shore duty.

Our first two children, April and Wendy, were born during that tour. I
competed for assignment to OCS under the old Integration Program, was
accepted, and left for Newport, where I served as Company Commander of my
company and later, Assistant Battalion Commander before graduation and
commissioning on 17 August 1962. I earned my wings on 6 November 1963 in
Kingsville, Texas where our son Mark was born. I next went to Naval Justice
School at Newport, then on to the A4 RAG, VA-43 at Oceana, as a Fleet
Replacement Pilot. I completed RAG training in June 1964 and immediately
reported to my new squadron, VA-72 at Oceana, flying the A4E Skyhawk. I became
the squadron Legal Officer and Landing Signal Officer trainee. Significant
cruises were in the Mediterranean in the fall of 1964 and in the Western
Pacific in 1965, both cruises were on the Independence. Our youngest child,
Kelly, a girl, was born in early 1965.
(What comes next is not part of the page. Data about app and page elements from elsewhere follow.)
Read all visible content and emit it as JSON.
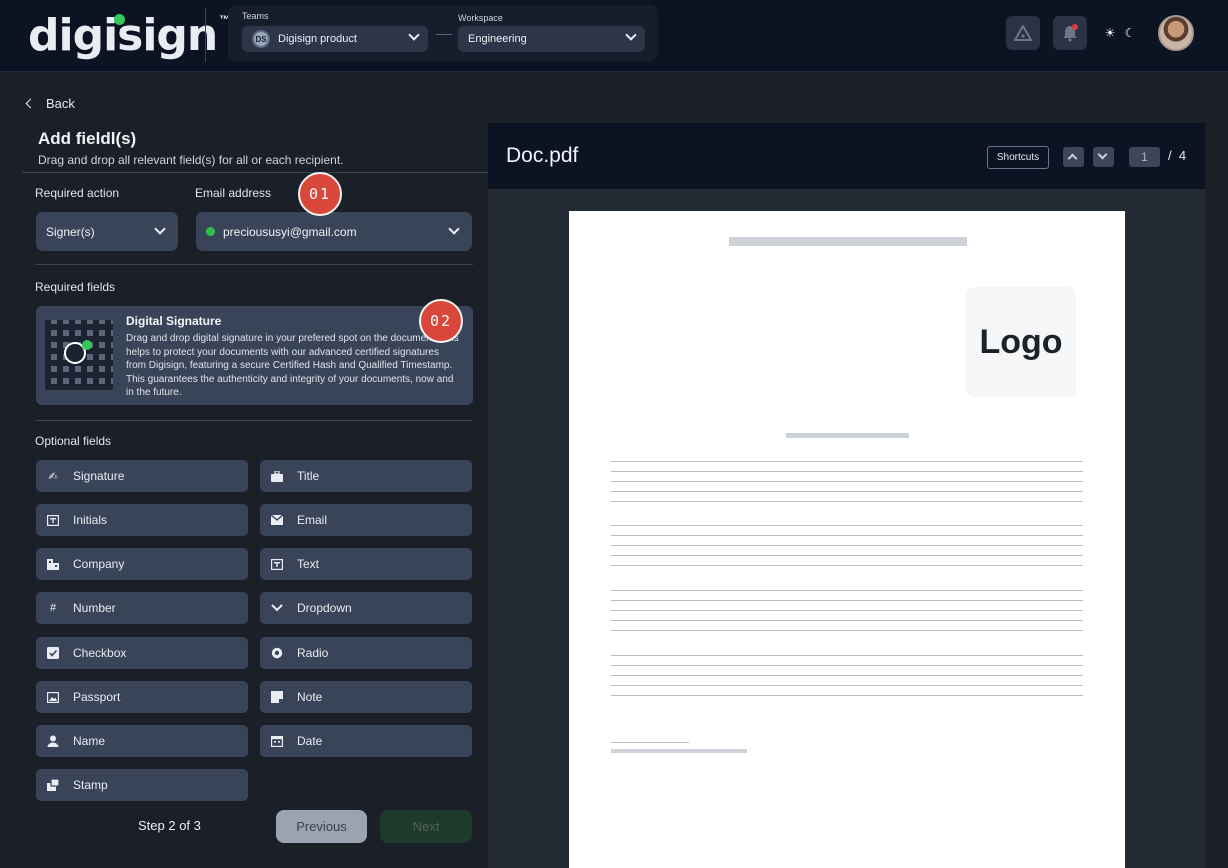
{
  "header": {
    "logo_text": "digisign",
    "logo_tm": "™",
    "teams_label": "Teams",
    "team_initials": "DS",
    "team_value": "Digisign product",
    "workspace_label": "Workspace",
    "workspace_value": "Engineering"
  },
  "back_label": "Back",
  "panel": {
    "title": "Add fieldl(s)",
    "subtitle": "Drag and drop all relevant field(s) for all or each recipient.",
    "required_action_label": "Required action",
    "required_action_value": "Signer(s)",
    "email_label": "Email address",
    "email_value": "precioususyi@gmail.com",
    "required_fields_label": "Required fields",
    "digital_signature": {
      "title": "Digital Signature",
      "description": "Drag and drop digital signature in your prefered spot on the document. This helps to protect your documents with our advanced certified signatures from Digisign, featuring a secure Certified Hash and Qualified Timestamp. This guarantees the authenticity and integrity of your documents, now and in the future."
    },
    "optional_fields_label": "Optional fields",
    "optional_fields": [
      {
        "label": "Signature",
        "icon": "signature-icon"
      },
      {
        "label": "Title",
        "icon": "briefcase-icon"
      },
      {
        "label": "Initials",
        "icon": "initials-icon"
      },
      {
        "label": "Email",
        "icon": "mail-icon"
      },
      {
        "label": "Company",
        "icon": "building-icon"
      },
      {
        "label": "Text",
        "icon": "text-icon"
      },
      {
        "label": "Number",
        "icon": "hash-icon"
      },
      {
        "label": "Dropdown",
        "icon": "chevron-down-icon"
      },
      {
        "label": "Checkbox",
        "icon": "checkbox-icon"
      },
      {
        "label": "Radio",
        "icon": "radio-icon"
      },
      {
        "label": "Passport",
        "icon": "image-icon"
      },
      {
        "label": "Note",
        "icon": "note-icon"
      },
      {
        "label": "Name",
        "icon": "person-icon"
      },
      {
        "label": "Date",
        "icon": "calendar-icon"
      },
      {
        "label": "Stamp",
        "icon": "stamp-icon"
      }
    ],
    "step_text": "Step 2 of 3",
    "previous_label": "Previous",
    "next_label": "Next"
  },
  "badges": {
    "one": "01",
    "two": "02"
  },
  "document": {
    "name": "Doc.pdf",
    "shortcuts_label": "Shortcuts",
    "current_page": "1",
    "page_separator": "/",
    "total_pages": "4",
    "logo_placeholder": "Logo"
  }
}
I finished the 1965 cruise as a fully qualified LSO. I finally dropped my
legal duties and moved the family to Jacksonville, Florida in January 1966.
After a few training cruises, I shoved off for Vietnam again, this time aboard
the Roosevelt. I accumulated about 135 combat missions and almost 1200 hours
flight time before I was bagged by flak as I led a flight of three A4's in an
attack on a missile site near Haiphong. The date was 1 November 1966.

For the next six years and four months the feeling that my wife and children
needed me home, safe and sane and the firm conviction that the United States
of America would never abandon its prisoners of war sustained me whenever I
got to feeling particularly blue. March 4, 1973 has gone into my personal
history as the happiest day of my life to date, and one that will be
celebrated as my "Re-birthday" from here on out.

I have requalified as an aviator, and am presently the Instrument Ground
Training Officer   of VF-43 the instrument training squadron at Oceana, in
addition to being a full-time flight instructor. The children, Carolyn and I
have a new house, are well settled and are quickly becoming productive, active
members of the new squadron, neighborhood and community. Thanks Americans, for
your care and your support over the years. I love you.

Allan Carpenter retired from the Unites States Navy as a Commander. He and
Carolyn live in Virginia.


40 Years of Freedom Former POW Allan Carpenter, a Sanford native,
celebrates a "rebirthday" milestone
By Shawn P. Sullivan

Sanford News Editor

Thursday, March 7, 2013
SANFORD — Allan Carpenter celebrated his 40th rebirthday on Monday, March 4.

His actual birthday is this coming Tuesday. But it’s due to that rebirthday that he's here
this day to celebrate all things in life with family and friends.....


More info